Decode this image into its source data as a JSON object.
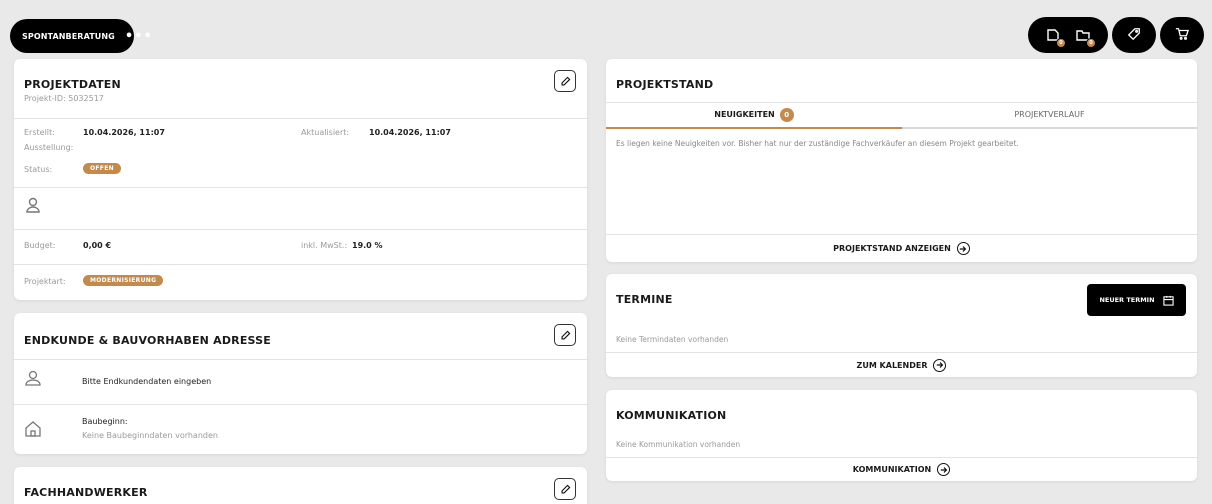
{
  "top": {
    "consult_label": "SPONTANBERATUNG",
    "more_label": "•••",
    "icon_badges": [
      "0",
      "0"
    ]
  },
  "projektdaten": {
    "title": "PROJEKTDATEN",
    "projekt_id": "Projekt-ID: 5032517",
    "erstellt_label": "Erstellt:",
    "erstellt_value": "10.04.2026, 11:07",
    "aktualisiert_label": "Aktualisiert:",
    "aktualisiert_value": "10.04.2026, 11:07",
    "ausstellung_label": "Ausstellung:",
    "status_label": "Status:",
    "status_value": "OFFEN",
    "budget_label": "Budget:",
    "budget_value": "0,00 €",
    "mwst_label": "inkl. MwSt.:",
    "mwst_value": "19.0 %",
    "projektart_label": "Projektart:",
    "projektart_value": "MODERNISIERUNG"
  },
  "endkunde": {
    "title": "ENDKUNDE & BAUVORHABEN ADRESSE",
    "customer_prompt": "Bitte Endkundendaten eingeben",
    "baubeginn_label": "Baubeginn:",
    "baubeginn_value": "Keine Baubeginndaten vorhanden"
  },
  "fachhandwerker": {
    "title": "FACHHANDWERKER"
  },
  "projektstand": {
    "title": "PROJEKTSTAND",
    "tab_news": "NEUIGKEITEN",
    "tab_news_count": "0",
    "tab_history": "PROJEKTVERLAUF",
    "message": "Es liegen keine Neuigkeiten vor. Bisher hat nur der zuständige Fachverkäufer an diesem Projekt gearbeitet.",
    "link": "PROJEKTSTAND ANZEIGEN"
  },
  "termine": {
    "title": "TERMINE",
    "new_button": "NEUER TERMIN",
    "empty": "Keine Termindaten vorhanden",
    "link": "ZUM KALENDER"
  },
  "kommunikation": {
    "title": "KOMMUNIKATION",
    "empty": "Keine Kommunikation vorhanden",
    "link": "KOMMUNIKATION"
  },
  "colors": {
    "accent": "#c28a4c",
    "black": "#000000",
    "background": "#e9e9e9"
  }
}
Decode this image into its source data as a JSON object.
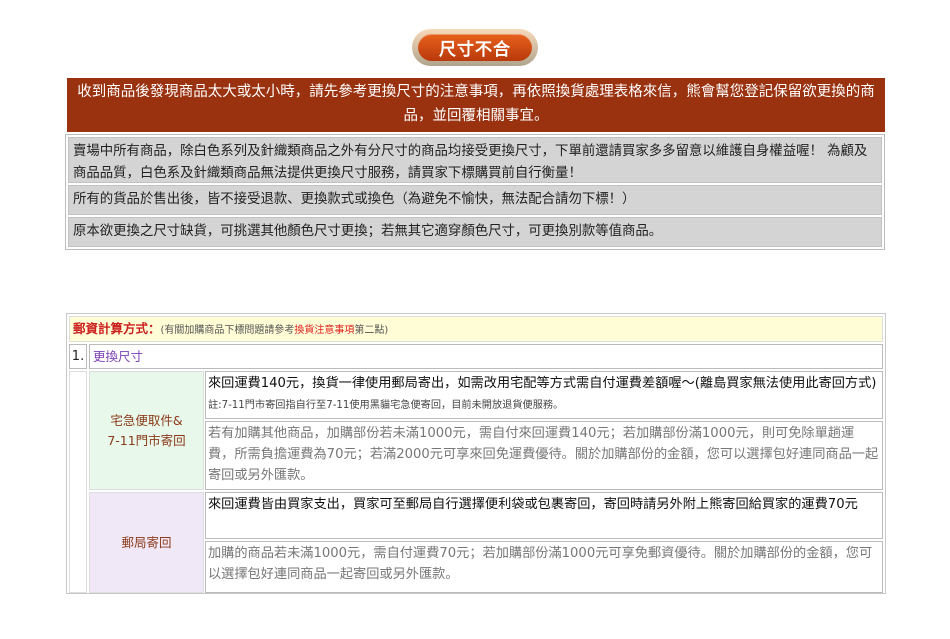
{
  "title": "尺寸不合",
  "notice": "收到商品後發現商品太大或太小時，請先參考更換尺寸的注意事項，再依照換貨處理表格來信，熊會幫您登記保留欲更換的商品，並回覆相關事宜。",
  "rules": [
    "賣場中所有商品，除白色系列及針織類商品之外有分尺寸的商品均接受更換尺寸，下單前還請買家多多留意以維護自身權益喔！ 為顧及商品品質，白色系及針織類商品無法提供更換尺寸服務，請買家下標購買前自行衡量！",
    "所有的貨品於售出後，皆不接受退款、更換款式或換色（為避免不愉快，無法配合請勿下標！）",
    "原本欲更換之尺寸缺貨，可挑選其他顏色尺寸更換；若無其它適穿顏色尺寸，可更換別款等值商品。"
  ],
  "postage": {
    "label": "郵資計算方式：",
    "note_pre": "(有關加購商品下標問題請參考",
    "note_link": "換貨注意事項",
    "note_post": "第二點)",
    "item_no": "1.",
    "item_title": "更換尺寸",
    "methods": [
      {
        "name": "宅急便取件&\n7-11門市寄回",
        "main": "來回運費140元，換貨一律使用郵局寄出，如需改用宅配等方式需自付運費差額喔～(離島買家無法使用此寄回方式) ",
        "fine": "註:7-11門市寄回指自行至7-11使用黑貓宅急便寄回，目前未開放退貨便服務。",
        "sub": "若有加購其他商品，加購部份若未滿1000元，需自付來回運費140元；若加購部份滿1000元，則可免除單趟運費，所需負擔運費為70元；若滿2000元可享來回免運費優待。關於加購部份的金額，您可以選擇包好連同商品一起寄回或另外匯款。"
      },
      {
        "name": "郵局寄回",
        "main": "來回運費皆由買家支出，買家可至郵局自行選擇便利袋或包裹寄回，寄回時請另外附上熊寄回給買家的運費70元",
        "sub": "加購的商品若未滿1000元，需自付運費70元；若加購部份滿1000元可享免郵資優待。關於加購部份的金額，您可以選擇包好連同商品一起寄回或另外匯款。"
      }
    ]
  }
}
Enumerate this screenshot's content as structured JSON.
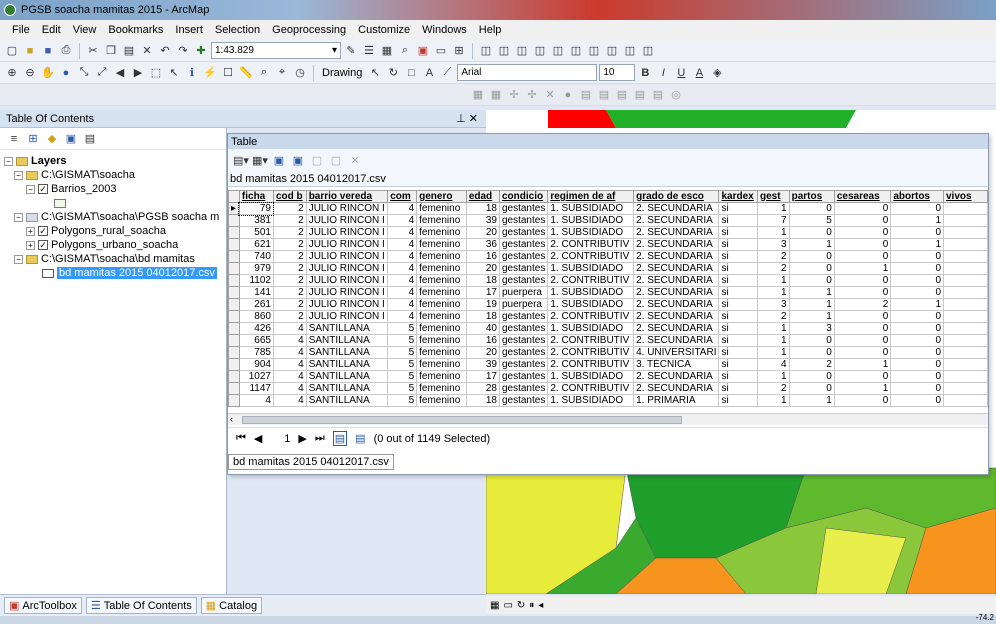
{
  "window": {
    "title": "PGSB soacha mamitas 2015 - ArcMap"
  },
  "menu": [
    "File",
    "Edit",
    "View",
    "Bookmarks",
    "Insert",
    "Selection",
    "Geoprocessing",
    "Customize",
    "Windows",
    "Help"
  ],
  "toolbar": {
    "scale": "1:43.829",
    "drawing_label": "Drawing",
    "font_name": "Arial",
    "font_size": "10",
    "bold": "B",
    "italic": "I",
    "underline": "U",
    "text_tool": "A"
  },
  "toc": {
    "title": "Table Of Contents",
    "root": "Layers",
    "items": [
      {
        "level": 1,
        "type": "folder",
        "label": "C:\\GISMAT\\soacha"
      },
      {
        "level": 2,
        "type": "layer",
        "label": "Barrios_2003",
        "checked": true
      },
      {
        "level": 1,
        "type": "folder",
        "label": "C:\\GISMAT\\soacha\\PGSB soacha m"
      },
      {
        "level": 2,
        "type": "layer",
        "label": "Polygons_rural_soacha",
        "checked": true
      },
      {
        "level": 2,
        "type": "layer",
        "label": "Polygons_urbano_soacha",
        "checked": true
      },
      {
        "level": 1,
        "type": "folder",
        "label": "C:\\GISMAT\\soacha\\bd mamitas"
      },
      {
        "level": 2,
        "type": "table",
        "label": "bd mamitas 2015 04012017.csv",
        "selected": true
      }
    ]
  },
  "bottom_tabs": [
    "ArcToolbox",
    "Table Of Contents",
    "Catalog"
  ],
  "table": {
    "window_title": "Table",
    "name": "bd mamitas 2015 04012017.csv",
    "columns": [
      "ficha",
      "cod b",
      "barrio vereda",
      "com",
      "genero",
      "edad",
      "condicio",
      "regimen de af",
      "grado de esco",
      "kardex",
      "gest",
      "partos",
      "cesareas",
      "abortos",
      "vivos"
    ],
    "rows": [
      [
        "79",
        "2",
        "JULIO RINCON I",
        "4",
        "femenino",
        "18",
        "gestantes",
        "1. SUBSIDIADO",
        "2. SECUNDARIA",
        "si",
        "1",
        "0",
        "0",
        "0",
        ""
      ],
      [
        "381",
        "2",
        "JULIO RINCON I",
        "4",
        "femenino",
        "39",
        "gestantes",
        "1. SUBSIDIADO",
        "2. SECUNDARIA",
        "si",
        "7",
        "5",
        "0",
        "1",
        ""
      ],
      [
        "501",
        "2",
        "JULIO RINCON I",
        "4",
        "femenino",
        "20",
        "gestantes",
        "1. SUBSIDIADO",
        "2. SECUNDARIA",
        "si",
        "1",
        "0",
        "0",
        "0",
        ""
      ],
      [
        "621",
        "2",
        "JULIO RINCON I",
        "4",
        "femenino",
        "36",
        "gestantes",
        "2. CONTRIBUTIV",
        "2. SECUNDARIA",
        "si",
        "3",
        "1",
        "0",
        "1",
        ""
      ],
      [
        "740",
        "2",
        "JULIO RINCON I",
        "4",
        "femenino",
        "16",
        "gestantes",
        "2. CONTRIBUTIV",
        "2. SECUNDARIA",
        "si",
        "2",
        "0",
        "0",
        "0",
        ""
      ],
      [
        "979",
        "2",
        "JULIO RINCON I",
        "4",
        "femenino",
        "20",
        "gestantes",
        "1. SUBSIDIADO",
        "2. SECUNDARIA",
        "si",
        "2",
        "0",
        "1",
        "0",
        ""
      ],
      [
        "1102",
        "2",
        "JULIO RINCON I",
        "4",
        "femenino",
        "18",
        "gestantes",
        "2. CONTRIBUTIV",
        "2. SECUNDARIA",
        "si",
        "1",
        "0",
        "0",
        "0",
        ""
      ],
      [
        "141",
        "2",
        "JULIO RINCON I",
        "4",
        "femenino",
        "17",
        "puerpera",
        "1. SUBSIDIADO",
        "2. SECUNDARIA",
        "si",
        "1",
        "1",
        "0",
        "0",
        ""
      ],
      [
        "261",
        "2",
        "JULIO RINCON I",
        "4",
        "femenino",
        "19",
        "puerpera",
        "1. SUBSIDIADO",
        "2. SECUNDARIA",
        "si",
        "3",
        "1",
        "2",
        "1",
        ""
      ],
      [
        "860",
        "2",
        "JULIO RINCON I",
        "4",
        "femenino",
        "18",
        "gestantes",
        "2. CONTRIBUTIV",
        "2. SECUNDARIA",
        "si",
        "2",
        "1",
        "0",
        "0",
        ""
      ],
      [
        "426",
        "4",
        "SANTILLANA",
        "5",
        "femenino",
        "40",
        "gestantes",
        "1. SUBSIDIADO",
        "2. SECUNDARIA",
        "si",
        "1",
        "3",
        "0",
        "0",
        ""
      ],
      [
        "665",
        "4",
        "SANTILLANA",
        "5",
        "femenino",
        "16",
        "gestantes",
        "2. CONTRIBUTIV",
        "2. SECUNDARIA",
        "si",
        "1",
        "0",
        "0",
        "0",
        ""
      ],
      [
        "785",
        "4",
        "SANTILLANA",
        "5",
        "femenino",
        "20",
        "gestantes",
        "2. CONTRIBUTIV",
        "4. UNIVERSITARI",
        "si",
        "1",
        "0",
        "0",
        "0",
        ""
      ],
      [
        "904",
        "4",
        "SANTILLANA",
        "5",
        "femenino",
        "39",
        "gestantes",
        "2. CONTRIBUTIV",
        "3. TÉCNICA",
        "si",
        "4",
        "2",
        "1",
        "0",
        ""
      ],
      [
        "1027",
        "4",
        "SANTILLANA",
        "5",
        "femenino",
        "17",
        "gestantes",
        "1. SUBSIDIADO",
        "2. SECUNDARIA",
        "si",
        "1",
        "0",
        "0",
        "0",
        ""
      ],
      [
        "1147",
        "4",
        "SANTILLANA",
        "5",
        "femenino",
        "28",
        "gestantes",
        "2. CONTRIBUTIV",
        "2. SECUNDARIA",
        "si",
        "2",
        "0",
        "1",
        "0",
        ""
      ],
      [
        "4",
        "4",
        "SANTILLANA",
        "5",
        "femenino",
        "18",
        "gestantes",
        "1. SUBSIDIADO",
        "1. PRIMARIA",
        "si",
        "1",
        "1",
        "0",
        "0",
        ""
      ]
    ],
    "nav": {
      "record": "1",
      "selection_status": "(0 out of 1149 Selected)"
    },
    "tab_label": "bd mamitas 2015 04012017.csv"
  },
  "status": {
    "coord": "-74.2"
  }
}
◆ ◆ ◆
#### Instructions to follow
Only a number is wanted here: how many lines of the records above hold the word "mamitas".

#### Reply
5